The positive focus on a healthy relationship with food and one’s body is a breath of fresh air for Americans who are burdened by the incessant blare of thinness messages and images. Such a change of focus opens the door for individuals to function in greater harmony with their bodies, listening to internal cues regarding hunger and satiety. This changed focus therefore allows people to appreciate their bodies and the life-giving mechanisms that God built into them. To be at war with the body God gave us inherently disconnects us from God. To appreciate and understand our body deepens our experience of God’s love for us and his presence in our everyday life.

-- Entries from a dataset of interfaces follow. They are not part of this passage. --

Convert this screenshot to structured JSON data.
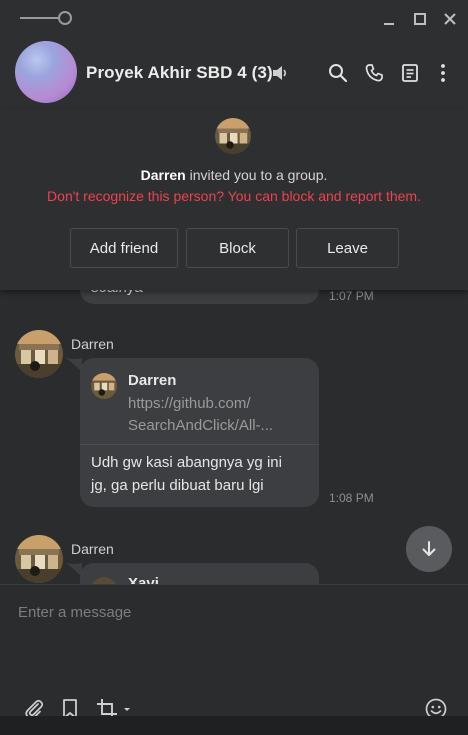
{
  "window": {
    "controls": [
      "minimize-icon",
      "maximize-icon",
      "close-icon"
    ]
  },
  "header": {
    "title": "Proyek Akhir SBD 4 (3)",
    "icons": [
      "speaker-icon",
      "search-icon",
      "phone-icon",
      "notes-icon",
      "more-icon"
    ]
  },
  "invite": {
    "inviter": "Darren",
    "message": "invited you to a group.",
    "warning": "Don't recognize this person? You can block and report them.",
    "buttons": {
      "add_friend": "Add friend",
      "block": "Block",
      "leave": "Leave"
    }
  },
  "messages": [
    {
      "partial_text": "soalnya",
      "time": "1:07 PM"
    },
    {
      "sender": "Darren",
      "quote": {
        "name": "Darren",
        "text_line1": "https://github.com/",
        "text_line2": "SearchAndClick/All-..."
      },
      "text_line1": "Udh gw kasi abangnya yg ini",
      "text_line2": "jg, ga perlu dibuat baru lgi",
      "time": "1:08 PM"
    },
    {
      "sender": "Darren",
      "quote_name_partial": "Xavi"
    }
  ],
  "composer": {
    "placeholder": "Enter a message",
    "icons": [
      "attach-icon",
      "bookmark-icon",
      "crop-icon",
      "emoji-icon"
    ]
  },
  "colors": {
    "warning": "#f0414f",
    "bubble": "#3d3e41",
    "background": "#2b2c2e"
  }
}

Emotional eating is a common problem in the United States, but one that has received insufficient attention. Many people are experiencing significant distress from emotional eating—distress that can be relieved. Emotional eating causes problems both internally and externally. Unless the emotional, cognitive, relational, and spiritual aspects of emotional eating are addressed, disordered eating and weight may be difficult to reduce. Public and professional awareness of the signs and dangers of emotional eating are essential so that individuals can seek and treatment professionals can provide appropriate assistance. If you feel you may be an emotional eater, please begin your healing journey by seeking a more detailed assessment with an appropriate medical provider, counselor, or registered dietician.
The American Dietetic Association www.eatright.org
National Institute of Health www.nih.gov
American Academy of Family Physicians www.aafp.org
Health at Every Size www.healthyweight.net
Academy for Eating Disorders www.aedweb.org
Intuitive Eating: A revolutionary program that works by Tribole & Resch
Breaking Free from Emotional Eating by Roth
Moving Away From Diets by King, Kratina, & Hayes
The Body Image Workbook by Cash
Brain Lock: Free Yourself from Obsessive-Compulsive Behavior by Schwartz
Darcy Tucker, MA, LAMFT, is the Assistant Program Director for the Remuda Life Program, the residential facility of the Remuda Ranch Programs. Remuda Ranch Programs for Anorexia & Bulimia, Inc., the nation’s largest inpatient facility dedicated to the treatment of women and girls suffering from eating disorders. Remuda offers a specialized 30-day residential program for women and adolescents struggling with emotional eating. Ms. Tucker has spoken on the topic of the mental health professional’s role in understanding and treating emotional eating. She can be reached at (800) 445-1900; email email@example.com. Additional information is available through the Remuda website: www.remudaranch.com.